**TASK PROMPT:**
Some lines in the listing hold the word "label". Return each of them.

**DATASET ENTRIES:**
------------------------------

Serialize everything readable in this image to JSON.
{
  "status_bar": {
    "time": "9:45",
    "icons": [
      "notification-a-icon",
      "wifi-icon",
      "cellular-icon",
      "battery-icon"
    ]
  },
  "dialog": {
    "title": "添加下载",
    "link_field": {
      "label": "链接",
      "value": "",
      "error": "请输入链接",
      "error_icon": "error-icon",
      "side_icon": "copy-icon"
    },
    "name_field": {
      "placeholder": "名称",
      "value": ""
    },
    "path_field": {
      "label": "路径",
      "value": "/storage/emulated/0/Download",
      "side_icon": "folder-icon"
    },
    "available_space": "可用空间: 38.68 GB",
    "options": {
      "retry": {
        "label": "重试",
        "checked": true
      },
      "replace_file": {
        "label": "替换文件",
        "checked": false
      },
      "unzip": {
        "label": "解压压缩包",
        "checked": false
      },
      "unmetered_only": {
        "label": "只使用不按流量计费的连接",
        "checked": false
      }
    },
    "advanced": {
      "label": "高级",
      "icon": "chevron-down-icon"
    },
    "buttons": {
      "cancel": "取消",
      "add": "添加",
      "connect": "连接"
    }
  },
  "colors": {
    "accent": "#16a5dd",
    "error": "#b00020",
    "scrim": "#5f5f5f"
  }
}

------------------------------

**PROBLEM SOLUTION:**
      "label": "链接",
      "label": "路径",
        "label": "重试",
        "label": "替换文件",
        "label": "解压压缩包",
        "label": "只使用不按流量计费的连接",
      "label": "高级",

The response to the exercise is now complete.